LAST FRIDAY was a glorious, unseasonably warm day. I took advantage of this day by hiking at Castlewood State Park.
Castlewood straddles the Meramec River in southern Saint Louis County.
The name ‘Castlewood’ derives from the tall bluffs on the north side of the river here, from where this photo was taken. The high cliff faces are reminiscent of medieval castles, and this area is heavily wooded.
A description of this area is found in the book Geologic Wonders and Curiosities of Missouri by Thomas R. Beveridge (2nd edition revised by Jerry D. Vineyard):
125. THE PALISADES — ST. LOUIS COUNTY
St. Louis County, in north bluff of Meramec River between Jedburgh and Glencoe, 2 miles north of Times Beach, in northern part of sec. 19 and northern and eastern part of sec. 20, T. 44 N., R. 4 E., Manchester 7-½-minute Quadrangle.Sheer bluffs of Ordovician limestones rising 200 feet above the floodplain of the Meramec form The Palisades. These bluffs are sheer in part because they are on the outside of a stream meander loop and thus have been vigorously eroded as a result of centrifugal force acting on the river current. Of the five bluff segments between Glencoe and Jedburgh, the third one east of Glencoe is the most pinnacled and the fourth one is the most impressive.As is common along limestone and dolomite bluffs, cedars hug the bare rock and deciduous trees prevail on the gentler slopes. Fortunately, the bluff faces are sufficiently bare to be impressive in summer as well as winter.The area is noted for its fall colors, a virtue created in part by the profusion of hard maples, and a fall drive along the Old State Road thence southeast to Jedburgh is most rewarding.
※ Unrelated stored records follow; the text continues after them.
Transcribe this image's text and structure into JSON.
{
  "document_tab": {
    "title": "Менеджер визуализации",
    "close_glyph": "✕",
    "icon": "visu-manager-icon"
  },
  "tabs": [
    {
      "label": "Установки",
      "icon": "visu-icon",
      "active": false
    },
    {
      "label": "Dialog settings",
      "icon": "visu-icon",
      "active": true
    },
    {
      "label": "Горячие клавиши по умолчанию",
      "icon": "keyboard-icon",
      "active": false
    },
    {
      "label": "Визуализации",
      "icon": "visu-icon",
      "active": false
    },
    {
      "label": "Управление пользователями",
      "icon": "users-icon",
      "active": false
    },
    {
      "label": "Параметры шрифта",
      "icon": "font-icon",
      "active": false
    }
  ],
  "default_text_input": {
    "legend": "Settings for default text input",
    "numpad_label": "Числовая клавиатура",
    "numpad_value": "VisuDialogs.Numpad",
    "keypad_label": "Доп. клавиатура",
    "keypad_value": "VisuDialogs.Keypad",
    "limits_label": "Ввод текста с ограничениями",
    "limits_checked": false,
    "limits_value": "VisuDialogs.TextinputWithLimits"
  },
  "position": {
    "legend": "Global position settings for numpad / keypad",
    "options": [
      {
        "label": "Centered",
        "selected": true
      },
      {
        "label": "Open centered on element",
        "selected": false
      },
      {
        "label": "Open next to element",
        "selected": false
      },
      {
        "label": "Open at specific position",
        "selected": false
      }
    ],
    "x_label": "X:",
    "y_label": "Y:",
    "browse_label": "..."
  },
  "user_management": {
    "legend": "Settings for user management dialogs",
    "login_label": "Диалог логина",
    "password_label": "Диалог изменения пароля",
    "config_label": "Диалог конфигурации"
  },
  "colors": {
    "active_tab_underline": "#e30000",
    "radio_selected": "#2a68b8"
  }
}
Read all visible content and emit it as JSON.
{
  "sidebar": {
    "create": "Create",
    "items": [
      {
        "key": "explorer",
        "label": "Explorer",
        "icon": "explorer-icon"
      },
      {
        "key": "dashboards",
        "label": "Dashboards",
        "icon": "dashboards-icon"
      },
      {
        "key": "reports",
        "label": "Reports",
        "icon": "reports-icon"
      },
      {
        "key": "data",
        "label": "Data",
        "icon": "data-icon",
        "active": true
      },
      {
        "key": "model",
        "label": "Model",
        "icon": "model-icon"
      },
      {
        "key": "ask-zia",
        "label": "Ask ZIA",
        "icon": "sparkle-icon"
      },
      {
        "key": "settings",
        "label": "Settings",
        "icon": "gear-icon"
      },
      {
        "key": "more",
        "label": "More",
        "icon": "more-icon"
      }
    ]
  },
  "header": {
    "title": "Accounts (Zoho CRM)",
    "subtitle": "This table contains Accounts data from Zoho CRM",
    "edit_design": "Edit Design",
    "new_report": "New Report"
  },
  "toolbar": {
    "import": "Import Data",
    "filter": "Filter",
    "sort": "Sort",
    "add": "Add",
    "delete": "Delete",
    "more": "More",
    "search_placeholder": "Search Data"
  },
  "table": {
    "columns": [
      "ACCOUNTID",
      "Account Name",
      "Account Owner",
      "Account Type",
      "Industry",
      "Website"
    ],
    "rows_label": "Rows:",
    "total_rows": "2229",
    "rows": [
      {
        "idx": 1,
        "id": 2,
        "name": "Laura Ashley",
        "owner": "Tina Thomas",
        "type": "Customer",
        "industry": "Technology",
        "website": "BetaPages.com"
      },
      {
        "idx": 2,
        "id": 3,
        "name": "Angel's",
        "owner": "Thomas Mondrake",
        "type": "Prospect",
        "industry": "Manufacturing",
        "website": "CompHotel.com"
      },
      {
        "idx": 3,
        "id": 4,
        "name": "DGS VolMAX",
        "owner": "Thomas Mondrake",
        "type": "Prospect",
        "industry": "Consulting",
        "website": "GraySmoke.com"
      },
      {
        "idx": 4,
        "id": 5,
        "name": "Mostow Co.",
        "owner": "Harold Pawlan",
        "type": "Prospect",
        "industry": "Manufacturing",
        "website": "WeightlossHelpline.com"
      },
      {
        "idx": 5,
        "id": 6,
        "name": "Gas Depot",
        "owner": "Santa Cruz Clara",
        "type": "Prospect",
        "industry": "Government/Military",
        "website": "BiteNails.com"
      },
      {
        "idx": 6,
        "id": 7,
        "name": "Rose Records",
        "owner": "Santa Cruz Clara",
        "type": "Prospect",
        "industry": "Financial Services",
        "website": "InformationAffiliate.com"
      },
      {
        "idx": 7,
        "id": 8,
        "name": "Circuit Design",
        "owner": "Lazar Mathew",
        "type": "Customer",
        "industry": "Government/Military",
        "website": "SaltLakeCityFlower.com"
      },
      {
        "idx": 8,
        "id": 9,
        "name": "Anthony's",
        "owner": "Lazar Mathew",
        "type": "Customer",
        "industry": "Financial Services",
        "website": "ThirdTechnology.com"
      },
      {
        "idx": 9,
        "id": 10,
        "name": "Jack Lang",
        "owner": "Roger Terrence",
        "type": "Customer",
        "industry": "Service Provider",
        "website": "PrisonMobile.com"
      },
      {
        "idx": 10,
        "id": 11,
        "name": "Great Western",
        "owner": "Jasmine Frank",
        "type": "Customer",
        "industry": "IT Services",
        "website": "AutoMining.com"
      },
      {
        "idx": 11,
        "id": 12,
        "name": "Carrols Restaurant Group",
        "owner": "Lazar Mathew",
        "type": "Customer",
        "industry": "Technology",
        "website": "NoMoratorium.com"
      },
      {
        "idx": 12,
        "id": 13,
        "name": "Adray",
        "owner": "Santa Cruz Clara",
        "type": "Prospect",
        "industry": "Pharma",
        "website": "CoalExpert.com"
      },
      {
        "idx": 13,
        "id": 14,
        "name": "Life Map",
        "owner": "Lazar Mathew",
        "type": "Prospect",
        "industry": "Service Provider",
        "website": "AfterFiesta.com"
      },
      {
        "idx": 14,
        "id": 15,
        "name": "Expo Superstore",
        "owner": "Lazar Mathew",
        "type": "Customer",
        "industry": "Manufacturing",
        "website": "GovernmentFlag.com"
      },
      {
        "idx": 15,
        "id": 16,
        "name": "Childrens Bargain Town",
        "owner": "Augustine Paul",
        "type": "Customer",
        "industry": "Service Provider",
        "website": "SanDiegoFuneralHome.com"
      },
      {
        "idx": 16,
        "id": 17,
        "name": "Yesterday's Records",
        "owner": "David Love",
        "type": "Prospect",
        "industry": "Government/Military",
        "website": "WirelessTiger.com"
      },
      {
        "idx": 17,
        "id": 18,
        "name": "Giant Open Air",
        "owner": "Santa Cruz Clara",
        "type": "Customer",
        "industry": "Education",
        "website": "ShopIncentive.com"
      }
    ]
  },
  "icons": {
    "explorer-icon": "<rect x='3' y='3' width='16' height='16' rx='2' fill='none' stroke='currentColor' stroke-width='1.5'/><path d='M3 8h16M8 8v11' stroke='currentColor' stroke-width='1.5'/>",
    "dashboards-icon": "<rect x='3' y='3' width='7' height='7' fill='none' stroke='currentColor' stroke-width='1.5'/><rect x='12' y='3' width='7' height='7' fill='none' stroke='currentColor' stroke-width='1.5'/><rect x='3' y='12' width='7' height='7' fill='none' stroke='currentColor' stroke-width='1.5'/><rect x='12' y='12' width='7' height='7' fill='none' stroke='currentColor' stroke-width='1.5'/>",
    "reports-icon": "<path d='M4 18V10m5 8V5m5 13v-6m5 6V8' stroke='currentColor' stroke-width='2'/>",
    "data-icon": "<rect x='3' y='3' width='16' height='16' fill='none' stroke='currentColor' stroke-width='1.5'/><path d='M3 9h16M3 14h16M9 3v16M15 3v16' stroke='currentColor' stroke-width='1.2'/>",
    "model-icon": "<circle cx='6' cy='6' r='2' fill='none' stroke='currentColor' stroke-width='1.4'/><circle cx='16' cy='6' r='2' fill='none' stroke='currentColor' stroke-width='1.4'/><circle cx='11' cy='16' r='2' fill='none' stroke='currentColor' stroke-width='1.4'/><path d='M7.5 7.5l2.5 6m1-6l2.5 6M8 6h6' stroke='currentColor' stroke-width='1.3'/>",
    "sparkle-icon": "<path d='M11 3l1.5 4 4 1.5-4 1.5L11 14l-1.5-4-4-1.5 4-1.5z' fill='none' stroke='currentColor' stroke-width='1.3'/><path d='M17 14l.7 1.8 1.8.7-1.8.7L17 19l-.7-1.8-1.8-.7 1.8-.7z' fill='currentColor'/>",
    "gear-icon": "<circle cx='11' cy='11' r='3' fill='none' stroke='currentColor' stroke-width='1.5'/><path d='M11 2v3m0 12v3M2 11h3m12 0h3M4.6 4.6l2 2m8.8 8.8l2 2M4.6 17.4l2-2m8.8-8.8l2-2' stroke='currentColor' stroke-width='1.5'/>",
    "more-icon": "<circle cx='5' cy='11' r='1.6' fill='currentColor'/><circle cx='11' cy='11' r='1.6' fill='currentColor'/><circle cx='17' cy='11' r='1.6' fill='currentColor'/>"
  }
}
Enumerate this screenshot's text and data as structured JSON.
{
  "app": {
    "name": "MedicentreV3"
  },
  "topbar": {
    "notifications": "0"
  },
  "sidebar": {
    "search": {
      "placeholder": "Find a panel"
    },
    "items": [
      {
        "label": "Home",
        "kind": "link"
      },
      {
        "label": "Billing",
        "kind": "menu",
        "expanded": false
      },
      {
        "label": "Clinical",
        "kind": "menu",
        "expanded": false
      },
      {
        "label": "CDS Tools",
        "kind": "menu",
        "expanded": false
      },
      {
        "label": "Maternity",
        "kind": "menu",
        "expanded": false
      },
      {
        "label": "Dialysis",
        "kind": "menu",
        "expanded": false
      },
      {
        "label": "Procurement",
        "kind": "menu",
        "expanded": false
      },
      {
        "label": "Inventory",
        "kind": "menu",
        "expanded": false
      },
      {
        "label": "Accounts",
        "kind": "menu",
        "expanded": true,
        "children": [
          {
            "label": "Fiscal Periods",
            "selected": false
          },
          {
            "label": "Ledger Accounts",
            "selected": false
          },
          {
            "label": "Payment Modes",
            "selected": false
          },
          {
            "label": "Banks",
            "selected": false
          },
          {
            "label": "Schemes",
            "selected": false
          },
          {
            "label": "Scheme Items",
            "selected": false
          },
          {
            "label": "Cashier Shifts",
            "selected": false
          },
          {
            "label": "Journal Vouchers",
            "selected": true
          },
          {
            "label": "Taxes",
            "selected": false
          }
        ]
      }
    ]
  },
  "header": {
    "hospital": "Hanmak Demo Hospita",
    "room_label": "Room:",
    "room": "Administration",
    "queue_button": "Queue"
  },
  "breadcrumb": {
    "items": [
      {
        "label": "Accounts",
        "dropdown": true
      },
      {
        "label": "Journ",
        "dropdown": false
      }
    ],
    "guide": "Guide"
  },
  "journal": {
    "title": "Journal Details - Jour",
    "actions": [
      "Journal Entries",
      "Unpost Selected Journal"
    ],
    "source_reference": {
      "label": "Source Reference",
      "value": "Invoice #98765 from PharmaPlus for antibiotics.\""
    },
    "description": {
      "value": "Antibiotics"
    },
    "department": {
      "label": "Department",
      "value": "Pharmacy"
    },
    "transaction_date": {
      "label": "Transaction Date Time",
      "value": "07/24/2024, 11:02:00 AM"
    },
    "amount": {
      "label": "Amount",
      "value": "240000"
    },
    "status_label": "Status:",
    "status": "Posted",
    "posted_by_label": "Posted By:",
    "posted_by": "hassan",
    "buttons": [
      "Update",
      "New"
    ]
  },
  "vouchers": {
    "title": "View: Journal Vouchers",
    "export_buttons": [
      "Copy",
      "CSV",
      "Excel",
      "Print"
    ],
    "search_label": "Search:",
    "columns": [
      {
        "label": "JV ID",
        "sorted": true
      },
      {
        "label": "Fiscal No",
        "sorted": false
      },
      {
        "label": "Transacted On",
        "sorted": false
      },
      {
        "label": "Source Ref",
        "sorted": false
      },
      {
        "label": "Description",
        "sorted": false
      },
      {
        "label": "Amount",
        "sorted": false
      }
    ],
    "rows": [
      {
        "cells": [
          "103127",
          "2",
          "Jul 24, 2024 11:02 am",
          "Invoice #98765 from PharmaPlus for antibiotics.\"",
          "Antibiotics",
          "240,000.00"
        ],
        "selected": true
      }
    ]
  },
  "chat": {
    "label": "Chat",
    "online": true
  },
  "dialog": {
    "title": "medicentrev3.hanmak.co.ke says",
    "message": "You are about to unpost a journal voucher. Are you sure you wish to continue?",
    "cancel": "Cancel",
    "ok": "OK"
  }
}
The Palisades are best seen from the river or from the south floodplain. These bottoms were reached by going north from I-44 at the Williams Road interchange, east of the Meramec opposite Times Beach....
A boat motors downstream.
The Meramec has a great amount of recreational boat traffic in the summer. But for the nearly three hours when I was hiking here, this and a single kayak were the only boats on the river.
A view of a cliff face shows layers of limestone (or dolomite) and flint. In areas where these layers have eroded away, great residual piles of this resilient flint can be found. In the Crescent Hills, located just on the other side of the Meramec, a large number of quarries of this flint are found: valued as a good source for making arrowheads and other stone tools, this flint was a common trade good in prehistoric times.
Girls enjoying the view. There were quite a number of people on this trail that day. Another photo taken at this spot is here.
A wasp gall found on a tree.
An unusual insect found along the way.
Remains of the Grand Staircase which led people from a railroad station up to the top of the bluffs. Castlewood was a major summer resort in the first half of the 20th century. Although the grand hotels are now gone, some of the smaller former clubs are now private residences. The maps show a "Ridge Road": what was once a road leading to these resorts, presumably for automobiles, is now the rough hiking trail used today.
A view of the bluffs from below.
Many thanks to Teresa who showed me this trail.